The Bottom Line: S&P Global Ratings becomes the third credit rating agency to issue ESG credit indicators intended to inform the CRA’s assessment of creditworthiness.
S&P Global Ratings becomes third credit rating agency to issue ESG credit-related indicators
S&P Global Ratings became the third credit rating agency (CRA), after Fitch Ratings and Moody’s Investors, to introduce ESG credit-related indicators. In an announcement made on April 28, 2021, S&P Global announced that starting from September 2021, it will issue so called ESG Credit Indicators applicable to corporate and sovereign rated entities and, where relevant, at the transaction level. The ESG credit indicators are intended to add transparency and help explain the influence of ESG factors on S&P’s credit rating analysis. Currently, S&P includes qualitative ESG insights in many of its credit rating reports. As noted by S&P, ESG Credit Indicators “will not affect our credit ratings because they do not belong in our credit rating methodologies.

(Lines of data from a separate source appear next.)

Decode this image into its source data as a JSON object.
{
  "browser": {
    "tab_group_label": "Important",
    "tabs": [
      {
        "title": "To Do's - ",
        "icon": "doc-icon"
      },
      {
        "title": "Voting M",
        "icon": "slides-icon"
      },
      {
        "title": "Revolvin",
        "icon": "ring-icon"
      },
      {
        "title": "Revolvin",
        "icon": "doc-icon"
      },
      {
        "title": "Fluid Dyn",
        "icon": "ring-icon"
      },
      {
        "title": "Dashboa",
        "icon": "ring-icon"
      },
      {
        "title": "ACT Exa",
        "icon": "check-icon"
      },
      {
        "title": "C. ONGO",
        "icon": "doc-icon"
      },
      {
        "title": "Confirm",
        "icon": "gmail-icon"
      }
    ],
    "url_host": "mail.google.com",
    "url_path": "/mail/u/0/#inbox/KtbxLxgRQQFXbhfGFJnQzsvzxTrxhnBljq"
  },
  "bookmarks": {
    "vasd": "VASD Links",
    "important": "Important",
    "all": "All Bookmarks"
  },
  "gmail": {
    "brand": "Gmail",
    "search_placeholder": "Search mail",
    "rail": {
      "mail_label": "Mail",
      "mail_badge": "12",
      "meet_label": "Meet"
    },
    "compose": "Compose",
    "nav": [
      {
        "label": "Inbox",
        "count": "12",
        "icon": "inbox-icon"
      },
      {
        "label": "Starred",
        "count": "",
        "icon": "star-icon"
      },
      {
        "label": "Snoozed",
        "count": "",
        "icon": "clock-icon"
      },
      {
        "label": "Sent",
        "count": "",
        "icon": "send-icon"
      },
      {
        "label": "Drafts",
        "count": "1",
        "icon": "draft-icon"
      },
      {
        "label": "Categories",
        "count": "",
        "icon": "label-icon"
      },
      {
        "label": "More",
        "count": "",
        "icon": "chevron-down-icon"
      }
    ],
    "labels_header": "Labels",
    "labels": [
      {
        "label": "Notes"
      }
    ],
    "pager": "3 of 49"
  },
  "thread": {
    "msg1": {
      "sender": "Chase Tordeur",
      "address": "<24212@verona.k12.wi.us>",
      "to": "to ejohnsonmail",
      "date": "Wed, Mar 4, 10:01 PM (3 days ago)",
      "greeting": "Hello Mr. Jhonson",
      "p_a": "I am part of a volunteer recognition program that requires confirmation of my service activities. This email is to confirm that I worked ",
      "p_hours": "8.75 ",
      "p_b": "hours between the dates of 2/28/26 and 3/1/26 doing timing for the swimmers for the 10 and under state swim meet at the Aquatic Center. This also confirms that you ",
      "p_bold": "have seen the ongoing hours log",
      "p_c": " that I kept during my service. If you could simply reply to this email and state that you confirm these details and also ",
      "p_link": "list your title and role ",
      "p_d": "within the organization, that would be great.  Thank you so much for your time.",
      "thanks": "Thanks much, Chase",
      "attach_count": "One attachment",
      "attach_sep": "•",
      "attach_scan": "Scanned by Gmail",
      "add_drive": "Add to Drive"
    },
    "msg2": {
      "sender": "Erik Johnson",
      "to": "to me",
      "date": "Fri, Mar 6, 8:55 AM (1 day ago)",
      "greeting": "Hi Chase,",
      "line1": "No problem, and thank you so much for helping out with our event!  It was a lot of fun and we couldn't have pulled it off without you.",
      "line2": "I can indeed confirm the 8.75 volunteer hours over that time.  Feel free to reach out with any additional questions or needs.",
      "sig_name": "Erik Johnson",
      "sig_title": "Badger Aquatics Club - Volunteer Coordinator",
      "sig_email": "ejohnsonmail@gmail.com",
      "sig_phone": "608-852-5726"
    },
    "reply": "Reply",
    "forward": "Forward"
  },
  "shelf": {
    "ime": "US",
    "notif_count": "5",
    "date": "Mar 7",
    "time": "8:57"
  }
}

Instead, they will reflect our qualitative assessment—determined during a rating review, typically by a rating committee-about whether ESG factors have a neutral, positive, or negative influence on the key components of our credit rating analysis specific to each entity or transaction.” The ESG credit indicators, which don’t apply to structured finance transactions, will be in the form of alpha-numerical designations for E, S and G factors ranging from 1 (positive) to 5 (strongly negative). Refer to Chart 1.
S&P’s ESG Credit Indicators, along with Fitch Ratings’ Relevance Scores and Moody’s Credit Impact Scores are each linked to the credit rating agency’s core credit ratings. These incorporate all material credit considerations that have a material impact on credit quality, including ESG risks and opportunities, and represent an assessment of an entity’s ability to repay financial obligations in full and on time. Credit ratings are forward-looking opinions that extend over some time interval. These may vary from one CRA to the next. For example, time intervals may extend from a three-to-five year horizon to the most forward looking perspective that visibility of risks and opportunities may permit.
ESG ratings and scores issues by firms like MSCI and Sustainalytics are not linked to credit assessments. In the case of MSCI, for example, the ratings are designed to measure a company’s resilience to long-term, industry material environmental, social and governance (ESG) risks. Similarly, the ESG Risk Ratings issued by Sustainalytics, which are absolute ratings, measure a company’s exposure to industry-specific material ESG risks and how well a company is managing those risks. Still, the CRA credit related indicators or scores also attempt to capture and describe ESG risks. Over time, it will be instructive to understand the nature of the relationship, if any, between ESG credit-related indicators and ESG ratings or scores.